▸ **YOUR OBJECTIVE**
Within the data below, find the string "JSON" and return each line where it occurs.

Dataset rows describing interfaces:
::::::::

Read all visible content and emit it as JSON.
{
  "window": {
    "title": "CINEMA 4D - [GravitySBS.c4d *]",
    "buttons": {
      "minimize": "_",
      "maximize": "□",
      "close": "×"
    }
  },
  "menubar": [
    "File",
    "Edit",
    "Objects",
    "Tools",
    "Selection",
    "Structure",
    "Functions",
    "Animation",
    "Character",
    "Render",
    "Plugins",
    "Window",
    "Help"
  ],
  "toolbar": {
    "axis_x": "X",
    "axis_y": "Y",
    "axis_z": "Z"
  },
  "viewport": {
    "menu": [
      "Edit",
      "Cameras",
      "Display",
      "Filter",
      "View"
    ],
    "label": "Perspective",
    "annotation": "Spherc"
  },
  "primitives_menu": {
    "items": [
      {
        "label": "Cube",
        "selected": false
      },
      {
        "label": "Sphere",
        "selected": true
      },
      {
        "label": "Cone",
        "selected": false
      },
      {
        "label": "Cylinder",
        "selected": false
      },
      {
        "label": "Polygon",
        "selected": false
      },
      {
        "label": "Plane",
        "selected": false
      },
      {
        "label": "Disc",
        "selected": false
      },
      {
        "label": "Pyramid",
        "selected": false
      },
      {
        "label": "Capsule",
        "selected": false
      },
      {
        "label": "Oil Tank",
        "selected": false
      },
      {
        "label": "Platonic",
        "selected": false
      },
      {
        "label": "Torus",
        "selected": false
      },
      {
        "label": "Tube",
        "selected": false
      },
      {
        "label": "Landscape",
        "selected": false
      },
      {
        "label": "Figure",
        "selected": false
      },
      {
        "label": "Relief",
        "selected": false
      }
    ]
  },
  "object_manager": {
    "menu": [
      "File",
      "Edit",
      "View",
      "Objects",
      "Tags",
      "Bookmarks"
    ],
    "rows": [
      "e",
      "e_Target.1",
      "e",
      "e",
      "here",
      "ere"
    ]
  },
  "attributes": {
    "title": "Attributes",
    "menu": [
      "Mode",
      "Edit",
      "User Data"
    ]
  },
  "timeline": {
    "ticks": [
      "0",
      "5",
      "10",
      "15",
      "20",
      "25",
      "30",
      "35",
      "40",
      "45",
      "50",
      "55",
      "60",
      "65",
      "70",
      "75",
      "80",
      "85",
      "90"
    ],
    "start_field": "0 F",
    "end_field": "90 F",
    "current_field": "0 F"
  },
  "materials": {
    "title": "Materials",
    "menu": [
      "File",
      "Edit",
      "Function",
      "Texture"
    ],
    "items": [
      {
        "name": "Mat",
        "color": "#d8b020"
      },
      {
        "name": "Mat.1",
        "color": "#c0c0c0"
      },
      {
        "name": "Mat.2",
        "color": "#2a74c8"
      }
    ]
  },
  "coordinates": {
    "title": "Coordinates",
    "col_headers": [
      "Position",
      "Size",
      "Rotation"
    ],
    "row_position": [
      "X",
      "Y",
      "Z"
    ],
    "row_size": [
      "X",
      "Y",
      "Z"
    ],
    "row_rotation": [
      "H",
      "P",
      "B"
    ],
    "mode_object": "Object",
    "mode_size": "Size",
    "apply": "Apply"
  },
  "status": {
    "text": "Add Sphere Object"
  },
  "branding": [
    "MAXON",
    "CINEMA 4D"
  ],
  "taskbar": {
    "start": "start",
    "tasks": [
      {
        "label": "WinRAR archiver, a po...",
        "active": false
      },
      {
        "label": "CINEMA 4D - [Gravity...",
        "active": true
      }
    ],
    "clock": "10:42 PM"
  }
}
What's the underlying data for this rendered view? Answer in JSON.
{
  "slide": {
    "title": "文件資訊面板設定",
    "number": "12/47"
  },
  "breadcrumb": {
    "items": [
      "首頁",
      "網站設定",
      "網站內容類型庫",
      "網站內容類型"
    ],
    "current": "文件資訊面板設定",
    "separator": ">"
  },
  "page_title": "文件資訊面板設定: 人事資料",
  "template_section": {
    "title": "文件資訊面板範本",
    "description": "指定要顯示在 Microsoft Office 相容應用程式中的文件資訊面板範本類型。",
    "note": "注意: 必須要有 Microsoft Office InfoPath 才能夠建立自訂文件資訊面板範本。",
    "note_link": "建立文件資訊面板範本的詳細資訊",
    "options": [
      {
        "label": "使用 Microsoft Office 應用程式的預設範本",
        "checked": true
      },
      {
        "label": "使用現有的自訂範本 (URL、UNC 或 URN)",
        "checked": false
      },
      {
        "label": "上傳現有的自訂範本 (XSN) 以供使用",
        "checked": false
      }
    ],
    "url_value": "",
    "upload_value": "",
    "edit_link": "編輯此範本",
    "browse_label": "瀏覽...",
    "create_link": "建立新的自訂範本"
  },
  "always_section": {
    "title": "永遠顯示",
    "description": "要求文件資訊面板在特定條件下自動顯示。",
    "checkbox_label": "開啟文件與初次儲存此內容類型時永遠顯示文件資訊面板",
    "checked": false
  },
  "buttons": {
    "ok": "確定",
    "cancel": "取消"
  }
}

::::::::

▸ **EXERCISE RESPONSE**
Read all visible content and emit it as JSON.
What's the underlying data for this rendered view? Answer in JSON.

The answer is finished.